With all signs pointing to a new war between the Israelis and the Moslem terrorist Hamas in Gaza, now supported despite their Sunni-Shia differences by Tehran’s mullahs, one lesson seems not to have been learned by Washington. That is that whatever opportunities there are for a Jewish-Moslem, Israeli-Palestinian peace settlement in the region, they are not through the old suggestion of “land for peace”
The unilateral withdrawal of the Israeli army from Gaza, and the dismantling of all Israeli settlements in the Strip in 2005, had been proposed in 2003 by Prime Minister Ariel Sharon, adopted by the Government in June 2004, approved by the Knesset [Israeli parliament] in February 2005 and enacted in August 2005. Sharon saw it as a step, the first step, in an accomodation with the Palestinians and their Arab allies after Israel’s blitkfrieg in the June 1967 Six-Day War. The Israelis had demonstrated they were the primary regional military power and could, again, however reluctantly, take on all comers.
What neither Sharon nor the Talking Heads anticipated was that free elections would turn up a plurality of the 1.6 million Gazans for Hamas, an Islamicist opposition to the secularist Palestinian Liberation Organization [PLO] of Yasser Arafat. Arafat and his PLO had had a virtual monopoly as the only spokesmen for growing Palestinian nationalism.
Hamas proceeded to try to literally eliminate the PLO in Gaza, including throwing PLO supporters off roofs. Arafat’s successors have continued to maintain their hold on the 2.5 million West Bank Arabs [despite a quarter of a million Jews in “settlements” there] and the 200,000 Arabs and Jews in East Jerusalem. These areas were held by Jordan after the 1947 declaration of an Israeli state and what the Jews call their war for independence, but its Husseini rulers were pushed back across the Jordan in 1967.
However, there have been major changes in what had seemed a long stalemate.
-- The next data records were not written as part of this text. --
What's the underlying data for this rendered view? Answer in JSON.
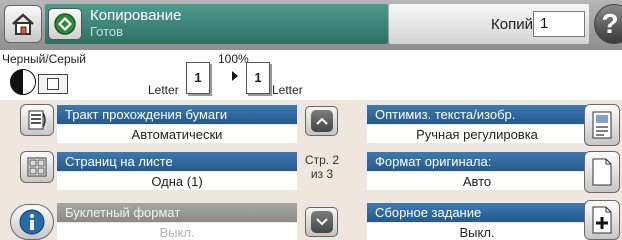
{
  "header": {
    "home_icon": "home-icon",
    "app_icon": "copy-icon",
    "title": "Копирование",
    "status": "Готов",
    "copies_label": "Копий:",
    "copies_value": "1",
    "help_label": "?"
  },
  "preview": {
    "color_mode": "Черный/Серый",
    "zoom": "100%",
    "source_paper": "Letter",
    "source_pages": "1",
    "dest_pages": "1",
    "dest_paper": "Letter"
  },
  "left_options": [
    {
      "label": "Тракт прохождения бумаги",
      "value": "Автоматически",
      "icon": "paper-path-icon",
      "enabled": true
    },
    {
      "label": "Страниц на листе",
      "value": "Одна (1)",
      "icon": "pages-per-sheet-icon",
      "enabled": true
    },
    {
      "label": "Буклетный формат",
      "value": "Выкл.",
      "icon": "info-icon",
      "enabled": false
    }
  ],
  "right_options": [
    {
      "label": "Оптимиз. текста/изобр.",
      "value": "Ручная регулировка",
      "icon": "optimize-icon",
      "enabled": true
    },
    {
      "label": "Формат оригинала:",
      "value": "Авто",
      "icon": "original-size-icon",
      "enabled": true
    },
    {
      "label": "Сборное задание",
      "value": "Выкл.",
      "icon": "job-build-icon",
      "enabled": true
    }
  ],
  "pagination": {
    "page_text": "Стр. 2",
    "of_text": "из 3"
  },
  "colors": {
    "header_accent": "#3b8275",
    "option_label": "#2f6aa0",
    "panel_bg": "#efe7dd"
  }
}
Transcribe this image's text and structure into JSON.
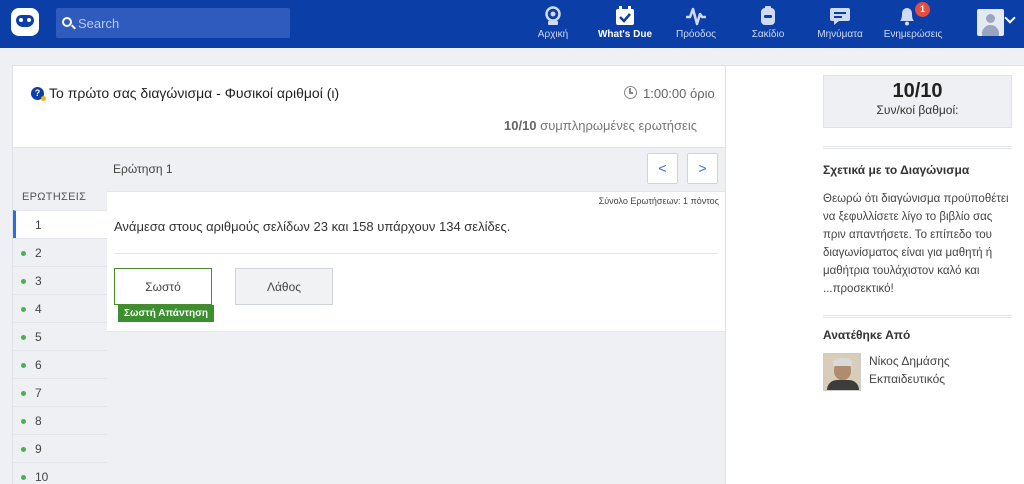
{
  "header": {
    "search_placeholder": "Search",
    "nav": [
      {
        "label": "Αρχική",
        "icon": "home-icon"
      },
      {
        "label": "What's Due",
        "icon": "calendar-check-icon"
      },
      {
        "label": "Πρόοδος",
        "icon": "pulse-icon"
      },
      {
        "label": "Σακίδιο",
        "icon": "backpack-icon"
      },
      {
        "label": "Μηνύματα",
        "icon": "chat-icon"
      },
      {
        "label": "Ενημερώσεις",
        "icon": "notifications-icon",
        "badge": "1"
      }
    ]
  },
  "quiz": {
    "title": "Το πρώτο σας διαγώνισμα - Φυσικοί αριθμοί (ι)",
    "time_limit": "1:00:00 όριο",
    "completed_count": "10/10",
    "completed_text": "συμπληρωμένες ερωτήσεις",
    "questions_header": "ΕΡΩΤΗΣΕΙΣ",
    "questions": [
      "1",
      "2",
      "3",
      "4",
      "5",
      "6",
      "7",
      "8",
      "9",
      "10"
    ],
    "active_question": "1",
    "question_label": "Ερώτηση 1",
    "prev_label": "<",
    "next_label": ">",
    "total_points": "Σύνολο Ερωτήσεων: 1 πόντος",
    "question_text": "Ανάμεσα στους αριθμούς σελίδων 23 και 158 υπάρχουν 134 σελίδες.",
    "answers": [
      "Σωστό",
      "Λάθος"
    ],
    "correct_tag": "Σωστή Απάντηση"
  },
  "sidebar": {
    "score_value": "10/10",
    "score_label": "Συν/κοί βαθμοί:",
    "about_title": "Σχετικά με το Διαγώνισμα",
    "about_text": "Θεωρώ ότι διαγώνισμα προϋποθέτει να ξεφυλλίσετε λίγο το βιβλίο σας πριν απαντήσετε. Το επίπεδο του διαγωνίσματος είναι για μαθητή ή μαθήτρια τουλάχιστον καλό και ...προσεκτικό!",
    "posted_by_title": "Ανατέθηκε Από",
    "author_name": "Νίκος Δημάσης",
    "author_role": "Εκπαιδευτικός"
  },
  "colors": {
    "topbar": "#0b3ea7",
    "accent": "#2a6fdb",
    "correct": "#3b8f2f",
    "badge": "#e74c3c"
  }
}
Hamas, only opposed by terrorist organizations even more violent, not only maintains its grip on Gaza but probably would win an election in what is generally called the West Bank. A stronger Israel now increasingly argues that while it hosted a major Arab, largely Moslem, minority, after independence, its claims to Judea and Samaria, traditional names for the West Bank, must be honored. Predictions that Israel’s Arab [and Druse] minority would be a quarter of its total population by 2050 [now just over eight million] are now being revised. In the always difficult estimates of fertility and population increase, the Israeli Arab population – those in the pre-1967 state – has fallen behind the now more rapid increase among the Jews.
Another and perhaps the most complicating factor is that Judea and Samaria and Jerusalem are the sites of the ancient Hebrew kingdoms, finally suppressed by the Romans with the dispersal of the Jews. The urban and agricultural developments which the Zionists have achieved with enormous success in such areas as Tel Aviv and Haifa were never the heart of the Jewish homelands which the current Israeli state attempts to restore. Yet most observers believe that were free elections now held Hamas might well win elections there too With no widely recognized successor to seventy-nine -year-old Mohammed Abbas who now heads the PLO/Palestinian “state” the Israeli argument that they have no negotiating partner has substance..
A militant, threatening Hamas-dominated state on the West Bank would be an existentialist threat to Israel’s existence, as the PLO always threatened pre-1967. Pres. Barak Obama’s public statements suggesting that pre-1967 borders be the basis for new negotiations has not only infuriated the Israelis, but is an obvious non-starter. Those boundaries included, for example, only a slender corridor connecting Tel Aviv and the Israeli plains with Western Jerusalem that target would be the object of any militarized Arab state on the West Bank.
In theory, both Israel and the U.S. accept the possibility of two states, one Israeli, Jewish, “within secure borders”, and another which recognizes Palestinian yearnings. But no Palestinian group, from so-called “moderates” to Hamas, has been willing to make even a nominal formal pledge to accept the Jews’ right to a state in the region.
That, unfortunately, is where the Israel-Palestinian problem awaits the next president of the United States if he is to make a major contribution to Mideast peace and stability.